● Task brief
Repeat the listing exactly, line by line.

● Material for this task

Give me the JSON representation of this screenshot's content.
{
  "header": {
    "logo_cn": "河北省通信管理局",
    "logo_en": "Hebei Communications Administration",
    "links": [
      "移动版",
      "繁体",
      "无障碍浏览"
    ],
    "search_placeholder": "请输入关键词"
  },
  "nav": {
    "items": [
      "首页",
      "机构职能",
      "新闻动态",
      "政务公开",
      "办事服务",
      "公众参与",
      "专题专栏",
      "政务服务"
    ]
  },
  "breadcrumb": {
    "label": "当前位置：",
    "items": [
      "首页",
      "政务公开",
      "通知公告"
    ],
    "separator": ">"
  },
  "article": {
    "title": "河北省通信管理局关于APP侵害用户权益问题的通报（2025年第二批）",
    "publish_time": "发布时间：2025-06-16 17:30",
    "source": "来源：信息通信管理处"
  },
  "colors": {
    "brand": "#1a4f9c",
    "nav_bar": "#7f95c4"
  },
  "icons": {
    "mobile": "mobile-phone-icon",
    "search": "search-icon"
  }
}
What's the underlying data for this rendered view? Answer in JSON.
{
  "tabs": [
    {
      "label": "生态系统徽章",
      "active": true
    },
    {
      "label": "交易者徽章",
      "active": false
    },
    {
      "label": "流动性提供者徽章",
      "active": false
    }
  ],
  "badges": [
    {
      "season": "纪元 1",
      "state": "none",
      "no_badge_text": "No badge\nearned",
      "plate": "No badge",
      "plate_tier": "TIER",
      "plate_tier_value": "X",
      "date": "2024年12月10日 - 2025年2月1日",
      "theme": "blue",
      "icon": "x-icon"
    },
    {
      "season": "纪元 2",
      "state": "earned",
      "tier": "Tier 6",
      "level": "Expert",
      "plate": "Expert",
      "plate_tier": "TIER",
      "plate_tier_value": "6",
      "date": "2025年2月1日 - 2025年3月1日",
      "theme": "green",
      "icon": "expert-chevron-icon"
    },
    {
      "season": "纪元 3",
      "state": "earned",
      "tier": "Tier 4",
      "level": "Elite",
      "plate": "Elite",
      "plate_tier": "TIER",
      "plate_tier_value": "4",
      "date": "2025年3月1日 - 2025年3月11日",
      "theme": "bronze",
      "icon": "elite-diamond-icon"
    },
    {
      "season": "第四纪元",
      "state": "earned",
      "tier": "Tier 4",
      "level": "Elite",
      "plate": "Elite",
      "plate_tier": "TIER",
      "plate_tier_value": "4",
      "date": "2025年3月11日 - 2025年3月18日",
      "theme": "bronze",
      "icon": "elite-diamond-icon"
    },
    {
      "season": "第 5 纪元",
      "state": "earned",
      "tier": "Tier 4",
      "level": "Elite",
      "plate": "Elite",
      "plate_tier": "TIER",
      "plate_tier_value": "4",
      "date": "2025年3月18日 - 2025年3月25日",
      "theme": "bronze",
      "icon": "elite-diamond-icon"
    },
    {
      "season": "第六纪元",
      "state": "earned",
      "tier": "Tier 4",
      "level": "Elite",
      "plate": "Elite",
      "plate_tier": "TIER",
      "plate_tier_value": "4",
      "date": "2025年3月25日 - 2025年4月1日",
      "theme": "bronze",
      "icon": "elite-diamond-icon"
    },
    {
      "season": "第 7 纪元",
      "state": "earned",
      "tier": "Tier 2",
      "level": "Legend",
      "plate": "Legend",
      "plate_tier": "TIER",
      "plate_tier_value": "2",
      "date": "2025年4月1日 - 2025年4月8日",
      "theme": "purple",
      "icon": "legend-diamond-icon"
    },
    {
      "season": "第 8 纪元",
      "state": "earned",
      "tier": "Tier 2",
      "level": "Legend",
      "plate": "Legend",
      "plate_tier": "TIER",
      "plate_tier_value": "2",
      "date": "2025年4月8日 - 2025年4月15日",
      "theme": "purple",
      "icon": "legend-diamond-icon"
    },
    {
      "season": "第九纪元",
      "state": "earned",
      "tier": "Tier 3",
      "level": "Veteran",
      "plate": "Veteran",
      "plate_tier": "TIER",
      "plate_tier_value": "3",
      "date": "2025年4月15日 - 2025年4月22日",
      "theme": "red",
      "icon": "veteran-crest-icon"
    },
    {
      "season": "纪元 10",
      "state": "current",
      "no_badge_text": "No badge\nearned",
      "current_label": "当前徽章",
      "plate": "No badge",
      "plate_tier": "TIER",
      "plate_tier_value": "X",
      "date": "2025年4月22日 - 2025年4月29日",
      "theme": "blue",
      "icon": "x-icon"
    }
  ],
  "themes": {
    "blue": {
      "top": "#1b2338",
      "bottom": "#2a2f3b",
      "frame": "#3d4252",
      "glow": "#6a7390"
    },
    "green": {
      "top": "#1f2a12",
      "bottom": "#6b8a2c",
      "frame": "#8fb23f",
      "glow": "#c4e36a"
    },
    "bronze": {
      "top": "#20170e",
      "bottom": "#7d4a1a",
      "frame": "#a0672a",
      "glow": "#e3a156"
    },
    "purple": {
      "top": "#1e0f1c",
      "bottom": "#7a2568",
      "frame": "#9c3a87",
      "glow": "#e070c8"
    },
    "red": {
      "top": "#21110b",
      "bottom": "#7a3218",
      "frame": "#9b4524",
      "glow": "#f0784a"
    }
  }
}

● Exercise solution
Give me the JSON representation of this screenshot's content.
{
  "header": {
    "logo_cn": "河北省通信管理局",
    "logo_en": "Hebei Communications Administration",
    "links": [
      "移动版",
      "繁体",
      "无障碍浏览"
    ],
    "search_placeholder": "请输入关键词"
  },
  "nav": {
    "items": [
      "首页",
      "机构职能",
      "新闻动态",
      "政务公开",
      "办事服务",
      "公众参与",
      "专题专栏",
      "政务服务"
    ]
  },
  "breadcrumb": {
    "label": "当前位置：",
    "items": [
      "首页",
      "政务公开",
      "通知公告"
    ],
    "separator": ">"
  },
  "article": {
    "title": "河北省通信管理局关于APP侵害用户权益问题的通报（2025年第二批）",
    "publish_time": "发布时间：2025-06-16 17:30",
    "source": "来源：信息通信管理处"
  },
  "colors": {
    "brand": "#1a4f9c",
    "nav_bar": "#7f95c4"
  },
  "icons": {
    "mobile": "mobile-phone-icon",
    "search": "search-icon"
  }
}
What's the underlying data for this rendered view? Answer in JSON.
{
  "tabs": [
    {
      "label": "生态系统徽章",
      "active": true
    },
    {
      "label": "交易者徽章",
      "active": false
    },
    {
      "label": "流动性提供者徽章",
      "active": false
    }
  ],
  "badges": [
    {
      "season": "纪元 1",
      "state": "none",
      "no_badge_text": "No badge\nearned",
      "plate": "No badge",
      "plate_tier": "TIER",
      "plate_tier_value": "X",
      "date": "2024年12月10日 - 2025年2月1日",
      "theme": "blue",
      "icon": "x-icon"
    },
    {
      "season": "纪元 2",
      "state": "earned",
      "tier": "Tier 6",
      "level": "Expert",
      "plate": "Expert",
      "plate_tier": "TIER",
      "plate_tier_value": "6",
      "date": "2025年2月1日 - 2025年3月1日",
      "theme": "green",
      "icon": "expert-chevron-icon"
    },
    {
      "season": "纪元 3",
      "state": "earned",
      "tier": "Tier 4",
      "level": "Elite",
      "plate": "Elite",
      "plate_tier": "TIER",
      "plate_tier_value": "4",
      "date": "2025年3月1日 - 2025年3月11日",
      "theme": "bronze",
      "icon": "elite-diamond-icon"
    },
    {
      "season": "第四纪元",
      "state": "earned",
      "tier": "Tier 4",
      "level": "Elite",
      "plate": "Elite",
      "plate_tier": "TIER",
      "plate_tier_value": "4",
      "date": "2025年3月11日 - 2025年3月18日",
      "theme": "bronze",
      "icon": "elite-diamond-icon"
    },
    {
      "season": "第 5 纪元",
      "state": "earned",
      "tier": "Tier 4",
      "level": "Elite",
      "plate": "Elite",
      "plate_tier": "TIER",
      "plate_tier_value": "4",
      "date": "2025年3月18日 - 2025年3月25日",
      "theme": "bronze",
      "icon": "elite-diamond-icon"
    },
    {
      "season": "第六纪元",
      "state": "earned",
      "tier": "Tier 4",
      "level": "Elite",
      "plate": "Elite",
      "plate_tier": "TIER",
      "plate_tier_value": "4",
      "date": "2025年3月25日 - 2025年4月1日",
      "theme": "bronze",
      "icon": "elite-diamond-icon"
    },
    {
      "season": "第 7 纪元",
      "state": "earned",
      "tier": "Tier 2",
      "level": "Legend",
      "plate": "Legend",
      "plate_tier": "TIER",
      "plate_tier_value": "2",
      "date": "2025年4月1日 - 2025年4月8日",
      "theme": "purple",
      "icon": "legend-diamond-icon"
    },
    {
      "season": "第 8 纪元",
      "state": "earned",
      "tier": "Tier 2",
      "level": "Legend",
      "plate": "Legend",
      "plate_tier": "TIER",
      "plate_tier_value": "2",
      "date": "2025年4月8日 - 2025年4月15日",
      "theme": "purple",
      "icon": "legend-diamond-icon"
    },
    {
      "season": "第九纪元",
      "state": "earned",
      "tier": "Tier 3",
      "level": "Veteran",
      "plate": "Veteran",
      "plate_tier": "TIER",
      "plate_tier_value": "3",
      "date": "2025年4月15日 - 2025年4月22日",
      "theme": "red",
      "icon": "veteran-crest-icon"
    },
    {
      "season": "纪元 10",
      "state": "current",
      "no_badge_text": "No badge\nearned",
      "current_label": "当前徽章",
      "plate": "No badge",
      "plate_tier": "TIER",
      "plate_tier_value": "X",
      "date": "2025年4月22日 - 2025年4月29日",
      "theme": "blue",
      "icon": "x-icon"
    }
  ],
  "themes": {
    "blue": {
      "top": "#1b2338",
      "bottom": "#2a2f3b",
      "frame": "#3d4252",
      "glow": "#6a7390"
    },
    "green": {
      "top": "#1f2a12",
      "bottom": "#6b8a2c",
      "frame": "#8fb23f",
      "glow": "#c4e36a"
    },
    "bronze": {
      "top": "#20170e",
      "bottom": "#7d4a1a",
      "frame": "#a0672a",
      "glow": "#e3a156"
    },
    "purple": {
      "top": "#1e0f1c",
      "bottom": "#7a2568",
      "frame": "#9c3a87",
      "glow": "#e070c8"
    },
    "red": {
      "top": "#21110b",
      "bottom": "#7a3218",
      "frame": "#9b4524",
      "glow": "#f0784a"
    }
  }
}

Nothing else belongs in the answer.